→ **WORK TO BE COMPLETED**: Wherever a line of the data contains "name", copy that line.

--- MATERIAL TO PROCESS Enclosed Below ---

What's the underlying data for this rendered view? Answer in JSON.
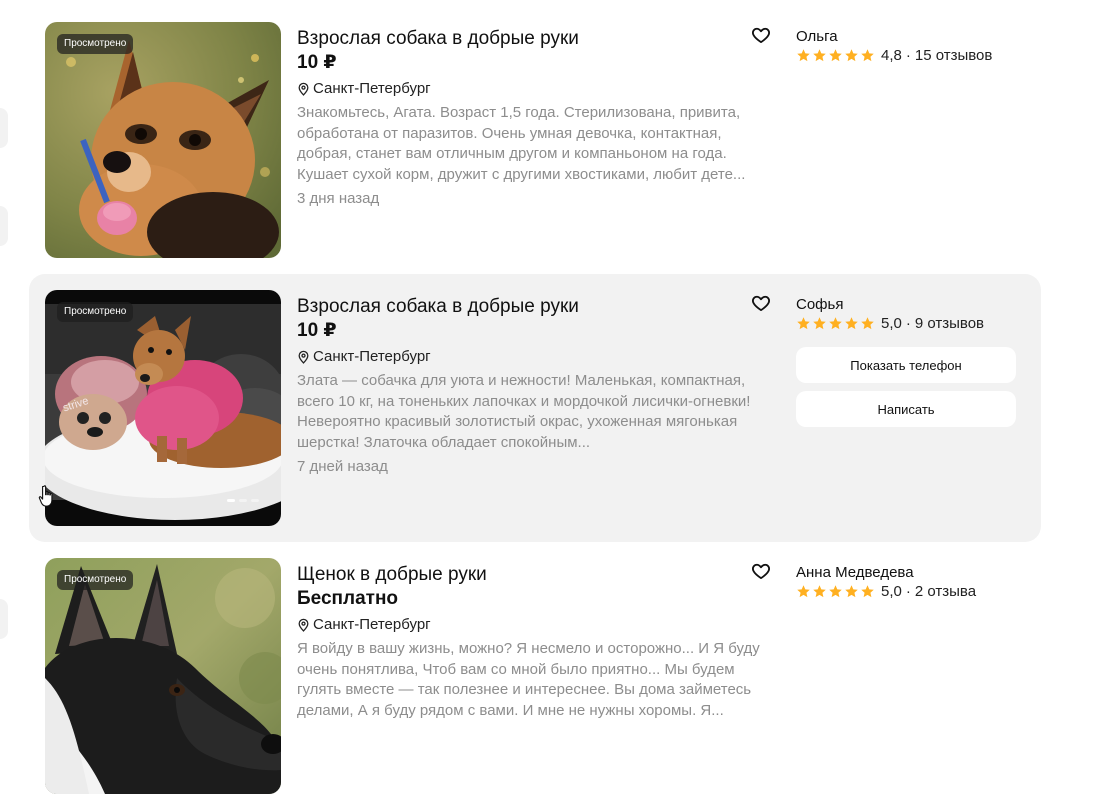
{
  "listings": [
    {
      "title": "Взрослая собака в добрые руки",
      "price": "10 ₽",
      "location": "Санкт-Петербург",
      "description": "Знакомьтесь, Агата. Возраст 1,5 года. Стерилизована, привита, обработана от паразитов. Очень умная девочка, контактная, добрая, станет вам отличным другом и компаньоном на года. Кушает сухой корм, дружит с другими хвостиками, любит дете...",
      "date": "3 дня назад",
      "badge": "Просмотрено",
      "seller": {
        "name": "Ольга",
        "rating": "4,8",
        "reviews": "15 отзывов"
      }
    },
    {
      "title": "Взрослая собака в добрые руки",
      "price": "10 ₽",
      "location": "Санкт-Петербург",
      "description": "Злата — собачка для уюта и нежности! Маленькая, компактная, всего 10 кг, на тоненьких лапочках и мордочкой лисички-огневки! Невероятно красивый золотистый окрас, ухоженная мягонькая шерстка! Златочка обладает спокойным...",
      "date": "7 дней назад",
      "badge": "Просмотрено",
      "seller": {
        "name": "Софья",
        "rating": "5,0",
        "reviews": "9 отзывов"
      },
      "buttons": {
        "phone": "Показать телефон",
        "message": "Написать"
      }
    },
    {
      "title": "Щенок в добрые руки",
      "price": "Бесплатно",
      "location": "Санкт-Петербург",
      "description": "Я войду в вашу жизнь, можно? Я несмело и осторожно... И Я буду очень понятлива, Чтоб вам со мной было приятно... Мы будем гулять вместе — так полезнее и интереснее. Вы дома займетесь делами, А я буду рядом с вами. И мне не нужны хоромы. Я...",
      "date": "",
      "badge": "Просмотрено",
      "seller": {
        "name": "Анна Медведева",
        "rating": "5,0",
        "reviews": "2 отзыва"
      }
    }
  ],
  "icons": {
    "favorite": "heart-outline-icon",
    "location": "map-pin-icon",
    "rating": "star-icon",
    "cursor": "hand-pointer-icon"
  },
  "colors": {
    "star": "#ffb021",
    "muted_text": "#8d8d8d",
    "hover_bg": "#f2f2f2",
    "badge_bg": "#1e1e1e"
  }
}
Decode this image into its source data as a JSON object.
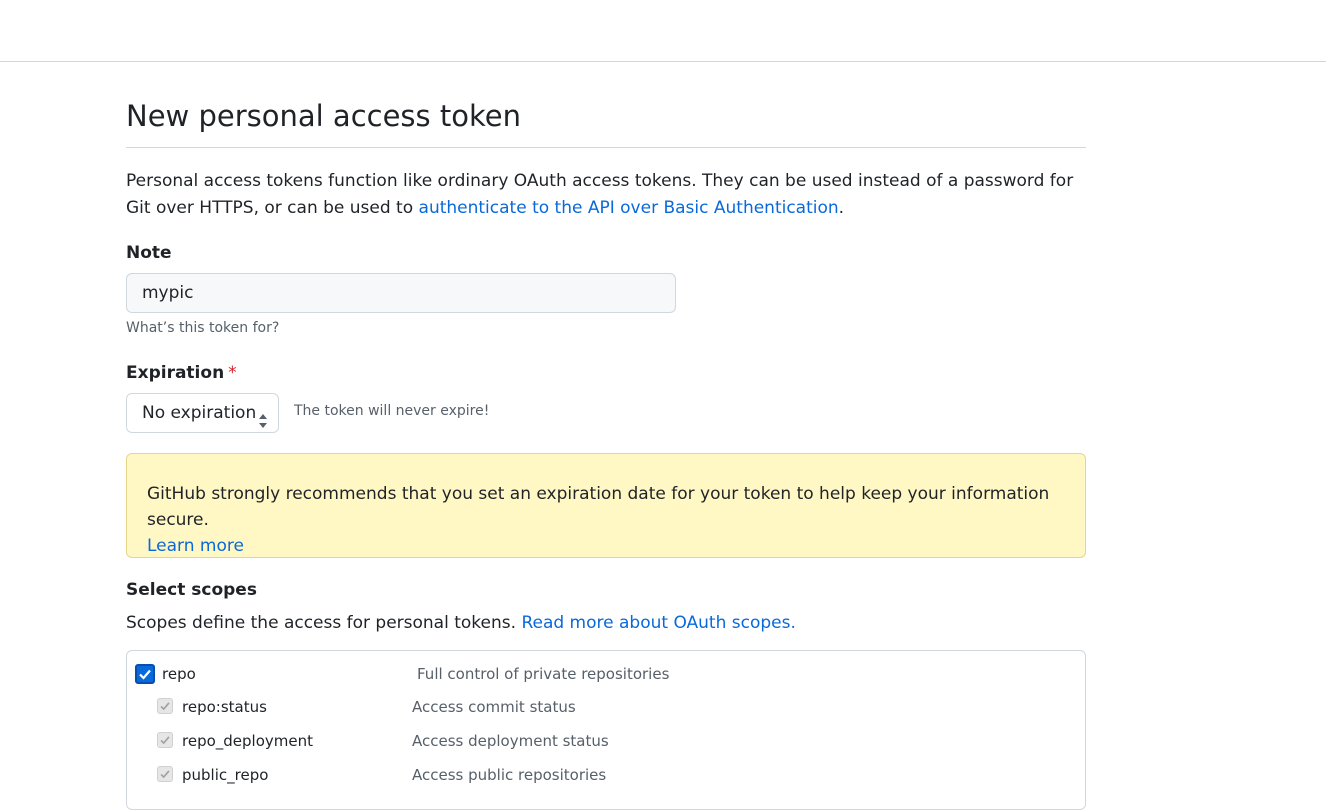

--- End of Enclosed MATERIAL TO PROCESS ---

→ **EXERCISE RESPONSE**:
        "name": "Ольга",
        "name": "Софья",
        "name": "Анна Медведева",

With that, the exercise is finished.